- Opening Delimiter -

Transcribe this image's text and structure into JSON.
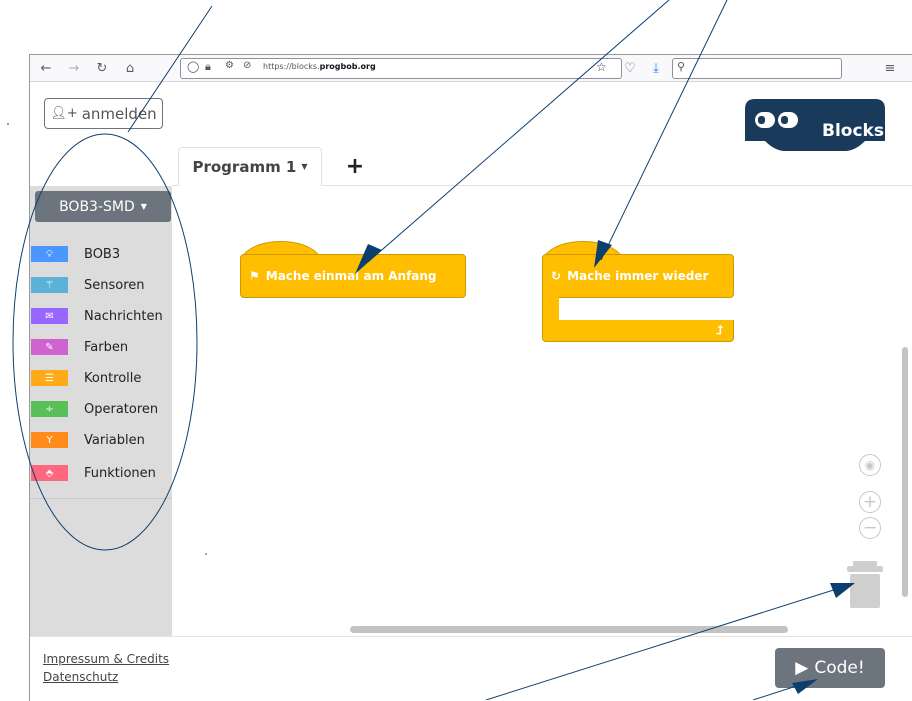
{
  "browser": {
    "url_prefix": "https://blocks.",
    "url_domain": "progbob.org",
    "icons": [
      "back-icon",
      "forward-icon",
      "reload-icon",
      "home-icon",
      "shield-icon",
      "lock-icon",
      "permissions-icon",
      "star-icon",
      "pocket-icon",
      "download-icon",
      "search-icon",
      "menu-icon"
    ]
  },
  "header": {
    "login_label": "anmelden",
    "logo_text": "Blocks"
  },
  "tabs": [
    {
      "label": "Programm 1",
      "active": true
    },
    {
      "label": "+"
    }
  ],
  "sidebar": {
    "device": "BOB3-SMD",
    "categories": [
      {
        "label": "BOB3",
        "color": "#4c97ff",
        "icon": "bulb-icon"
      },
      {
        "label": "Sensoren",
        "color": "#5cb1d6",
        "icon": "magic-wand-icon"
      },
      {
        "label": "Nachrichten",
        "color": "#9966ff",
        "icon": "envelope-icon"
      },
      {
        "label": "Farben",
        "color": "#cf63cf",
        "icon": "brush-icon"
      },
      {
        "label": "Kontrolle",
        "color": "#ffab19",
        "icon": "signpost-icon"
      },
      {
        "label": "Operatoren",
        "color": "#59c059",
        "icon": "divide-icon"
      },
      {
        "label": "Variablen",
        "color": "#ff8c1a",
        "icon": "sprout-icon"
      },
      {
        "label": "Funktionen",
        "color": "#ff6680",
        "icon": "function-icon"
      }
    ]
  },
  "blocks": {
    "start_block": "Mache einmal am Anfang",
    "loop_block": "Mache immer wieder"
  },
  "footer": {
    "impressum": "Impressum & Credits",
    "datenschutz": "Datenschutz",
    "code_label": "Code!"
  },
  "colors": {
    "block": "#ffbf00",
    "button": "#6c757d",
    "logo_bg": "#1a3a5c",
    "annotation": "#0d3f6e"
  }
}
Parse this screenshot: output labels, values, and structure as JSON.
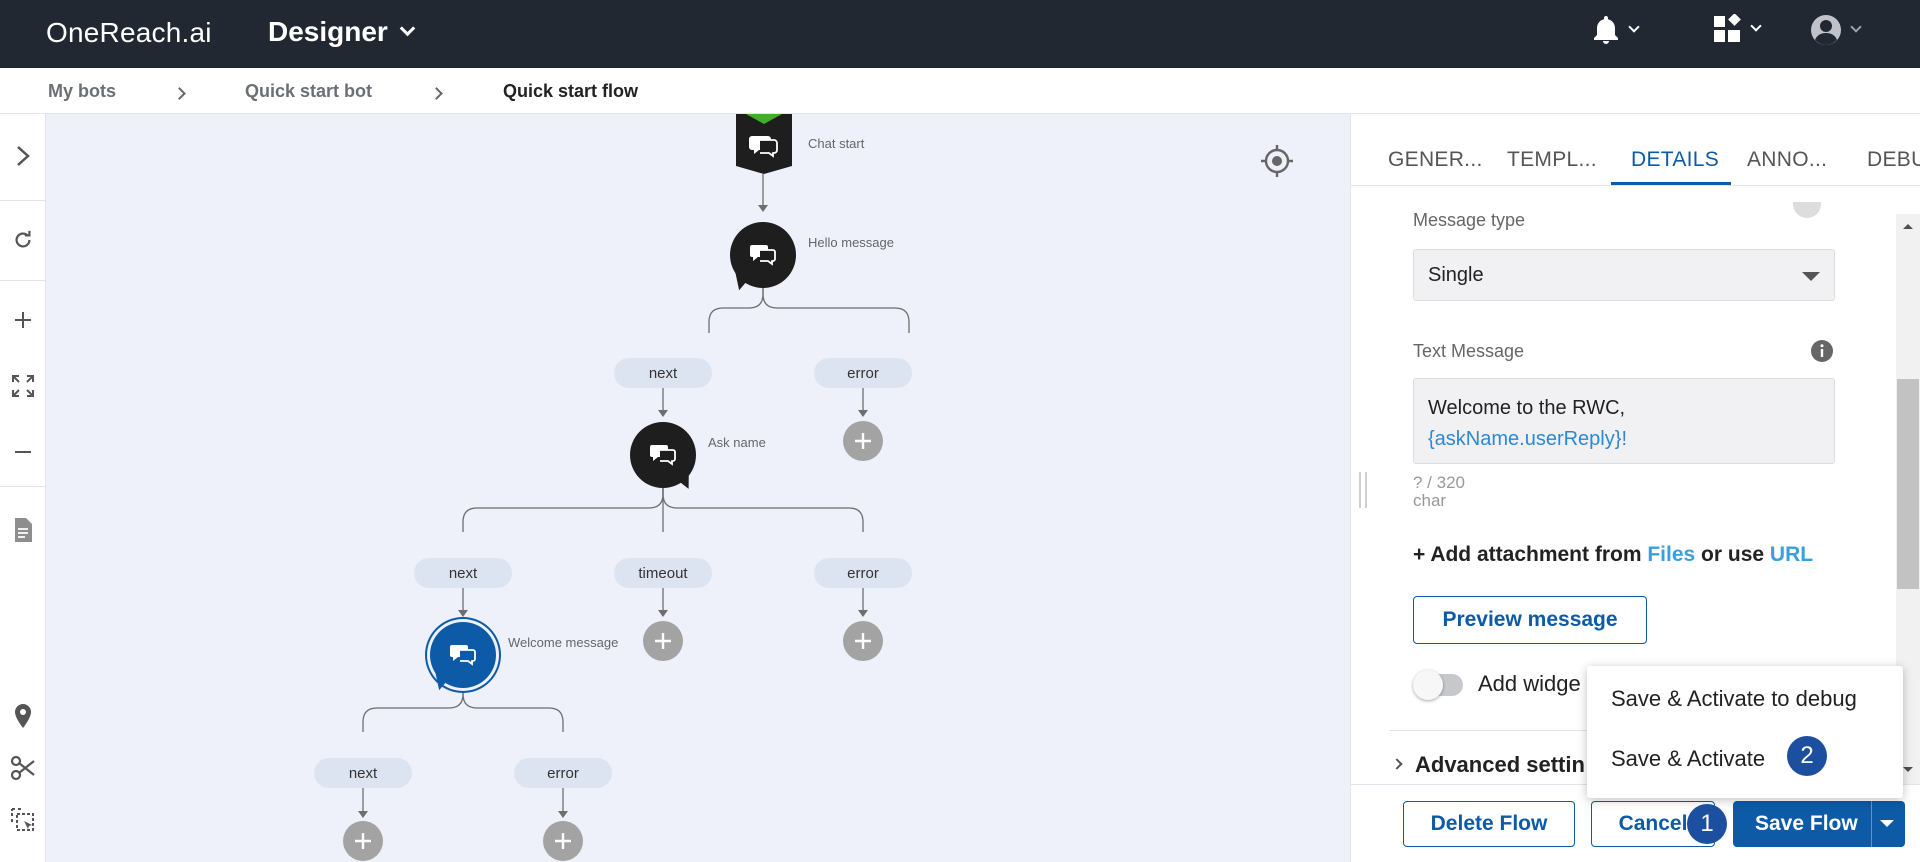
{
  "topbar": {
    "logo": "OneReach.ai",
    "app_title": "Designer",
    "icons": [
      "bell-icon",
      "apps-icon",
      "user-icon"
    ]
  },
  "breadcrumb": {
    "items": [
      "My bots",
      "Quick start bot",
      "Quick start flow"
    ]
  },
  "flow": {
    "nodes": {
      "chat_start": "Chat start",
      "hello": "Hello message",
      "ask": "Ask name",
      "welcome": "Welcome message"
    },
    "branches": {
      "hello_next": "next",
      "hello_error": "error",
      "ask_next": "next",
      "ask_timeout": "timeout",
      "ask_error": "error",
      "welcome_next": "next",
      "welcome_error": "error"
    }
  },
  "panel": {
    "tabs": [
      "GENER...",
      "TEMPL...",
      "DETAILS",
      "ANNO...",
      "DEBU"
    ],
    "active_tab": "DETAILS",
    "message_type_label": "Message type",
    "message_type_value": "Single",
    "text_message_label": "Text Message",
    "text_message_line1": "Welcome to the RWC,",
    "text_message_var": "{askName.userReply}",
    "text_message_end": "!",
    "counter_line1": "? / 320",
    "counter_line2": "char",
    "attach_prefix": "+ Add attachment from ",
    "attach_files": "Files",
    "attach_middle": " or use ",
    "attach_url": "URL",
    "preview_button": "Preview message",
    "add_widget_label": "Add widge",
    "advanced_label": "Advanced settin"
  },
  "footer": {
    "delete_button": "Delete Flow",
    "cancel_button": "Cancel",
    "save_button": "Save Flow"
  },
  "save_menu": {
    "items": [
      "Save & Activate to debug",
      "Save & Activate"
    ]
  },
  "badges": [
    "1",
    "2"
  ],
  "colors": {
    "topbar": "#222831",
    "primary": "#0d5aa7",
    "canvas": "#eef1fa",
    "node": "#1e1e1e",
    "selected_node": "#0d5aa7",
    "link": "#3a9fe0"
  }
}
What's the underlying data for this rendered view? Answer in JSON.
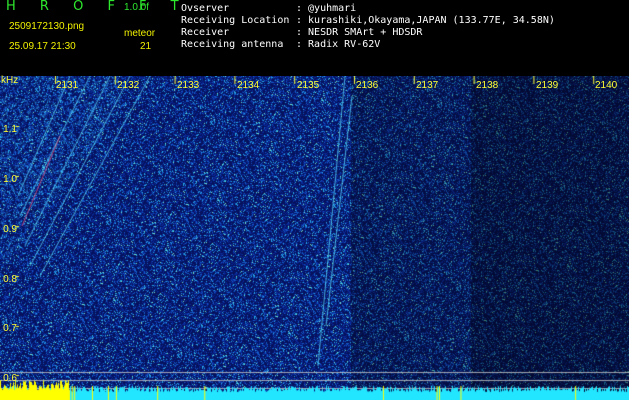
{
  "header": {
    "brand": "H R O F F T",
    "version": "1.0.0f",
    "filename": "2509172130.png",
    "datetime": "25.09.17 21:30",
    "meteor_label": "meteor",
    "meteor_count": "21",
    "info_labels": [
      "Ovserver",
      "Receiving Location",
      "Receiver",
      "Receiving antenna"
    ],
    "info_values": [
      ": @yuhmari",
      ": kurashiki,Okayama,JAPAN (133.77E, 34.58N)",
      ": NESDR SMArt + HDSDR",
      ": Radix RV-62V"
    ]
  },
  "axes": {
    "y_unit": "kHz",
    "y_ticks": [
      "1.1",
      "1.0",
      "0.9",
      "0.8",
      "0.7",
      "0.6"
    ],
    "x_ticks": [
      "2131",
      "2132",
      "2133",
      "2134",
      "2135",
      "2136",
      "2137",
      "2138",
      "2139",
      "2140"
    ]
  },
  "colors": {
    "label_green": "#2ee82e",
    "label_yellow": "#f2f200",
    "spectrum_bg": "#0a1a7a",
    "baseline_cyan": "#22e6ff",
    "baseline_yellow": "#ffff00"
  }
}
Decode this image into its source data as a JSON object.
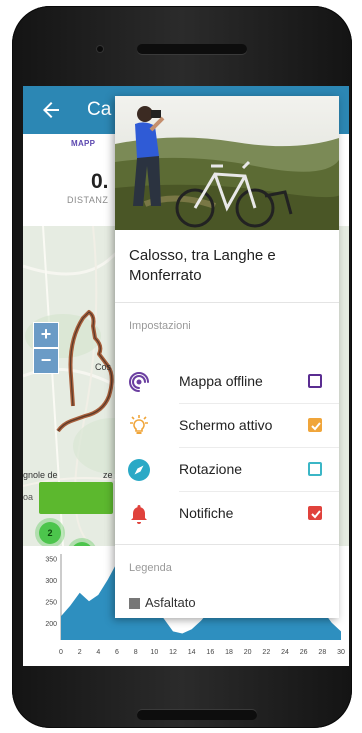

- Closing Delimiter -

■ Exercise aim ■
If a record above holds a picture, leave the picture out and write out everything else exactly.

■ Task response ■
Transcribe this image's text and structure into JSON.
{
  "browser": {
    "url_prefix": "https://blocks.",
    "url_domain": "progbob.org",
    "icons": [
      "back-icon",
      "forward-icon",
      "reload-icon",
      "home-icon",
      "shield-icon",
      "lock-icon",
      "permissions-icon",
      "star-icon",
      "pocket-icon",
      "download-icon",
      "search-icon",
      "menu-icon"
    ]
  },
  "header": {
    "login_label": "anmelden",
    "logo_text": "Blocks"
  },
  "tabs": [
    {
      "label": "Programm 1",
      "active": true
    },
    {
      "label": "+"
    }
  ],
  "sidebar": {
    "device": "BOB3-SMD",
    "categories": [
      {
        "label": "BOB3",
        "color": "#4c97ff",
        "icon": "bulb-icon"
      },
      {
        "label": "Sensoren",
        "color": "#5cb1d6",
        "icon": "magic-wand-icon"
      },
      {
        "label": "Nachrichten",
        "color": "#9966ff",
        "icon": "envelope-icon"
      },
      {
        "label": "Farben",
        "color": "#cf63cf",
        "icon": "brush-icon"
      },
      {
        "label": "Kontrolle",
        "color": "#ffab19",
        "icon": "signpost-icon"
      },
      {
        "label": "Operatoren",
        "color": "#59c059",
        "icon": "divide-icon"
      },
      {
        "label": "Variablen",
        "color": "#ff8c1a",
        "icon": "sprout-icon"
      },
      {
        "label": "Funktionen",
        "color": "#ff6680",
        "icon": "function-icon"
      }
    ]
  },
  "blocks": {
    "start_block": "Mache einmal am Anfang",
    "loop_block": "Mache immer wieder"
  },
  "footer": {
    "impressum": "Impressum & Credits",
    "datenschutz": "Datenschutz",
    "code_label": "Code!"
  },
  "colors": {
    "block": "#ffbf00",
    "button": "#6c757d",
    "logo_bg": "#1a3a5c",
    "annotation": "#0d3f6e"
  }
}
Parse this screenshot: output labels, values, and structure as JSON.
{
  "topbar": {
    "logo": "OneReach.ai",
    "app_title": "Designer",
    "icons": [
      "bell-icon",
      "apps-icon",
      "user-icon"
    ]
  },
  "breadcrumb": {
    "items": [
      "My bots",
      "Quick start bot",
      "Quick start flow"
    ]
  },
  "flow": {
    "nodes": {
      "chat_start": "Chat start",
      "hello": "Hello message",
      "ask": "Ask name",
      "welcome": "Welcome message"
    },
    "branches": {
      "hello_next": "next",
      "hello_error": "error",
      "ask_next": "next",
      "ask_timeout": "timeout",
      "ask_error": "error",
      "welcome_next": "next",
      "welcome_error": "error"
    }
  },
  "panel": {
    "tabs": [
      "GENER...",
      "TEMPL...",
      "DETAILS",
      "ANNO...",
      "DEBU"
    ],
    "active_tab": "DETAILS",
    "message_type_label": "Message type",
    "message_type_value": "Single",
    "text_message_label": "Text Message",
    "text_message_line1": "Welcome to the RWC,",
    "text_message_var": "{askName.userReply}",
    "text_message_end": "!",
    "counter_line1": "? / 320",
    "counter_line2": "char",
    "attach_prefix": "+ Add attachment from ",
    "attach_files": "Files",
    "attach_middle": " or use ",
    "attach_url": "URL",
    "preview_button": "Preview message",
    "add_widget_label": "Add widge",
    "advanced_label": "Advanced settin"
  },
  "footer": {
    "delete_button": "Delete Flow",
    "cancel_button": "Cancel",
    "save_button": "Save Flow"
  },
  "save_menu": {
    "items": [
      "Save & Activate to debug",
      "Save & Activate"
    ]
  },
  "badges": [
    "1",
    "2"
  ],
  "colors": {
    "topbar": "#222831",
    "primary": "#0d5aa7",
    "canvas": "#eef1fa",
    "node": "#1e1e1e",
    "selected_node": "#0d5aa7",
    "link": "#3a9fe0"
  }
}
What's the underlying data for this rendered view? Answer in JSON.
{
  "header": {
    "brand": "H R O F F T",
    "version": "1.0.0f",
    "filename": "2509172130.png",
    "datetime": "25.09.17 21:30",
    "meteor_label": "meteor",
    "meteor_count": "21",
    "info_labels": [
      "Ovserver",
      "Receiving Location",
      "Receiver",
      "Receiving antenna"
    ],
    "info_values": [
      ": @yuhmari",
      ": kurashiki,Okayama,JAPAN (133.77E, 34.58N)",
      ": NESDR SMArt + HDSDR",
      ": Radix RV-62V"
    ]
  },
  "axes": {
    "y_unit": "kHz",
    "y_ticks": [
      "1.1",
      "1.0",
      "0.9",
      "0.8",
      "0.7",
      "0.6"
    ],
    "x_ticks": [
      "2131",
      "2132",
      "2133",
      "2134",
      "2135",
      "2136",
      "2137",
      "2138",
      "2139",
      "2140"
    ]
  },
  "colors": {
    "label_green": "#2ee82e",
    "label_yellow": "#f2f200",
    "spectrum_bg": "#0a1a7a",
    "baseline_cyan": "#22e6ff",
    "baseline_yellow": "#ffff00"
  }
}
Decode this image into its source data as a JSON object.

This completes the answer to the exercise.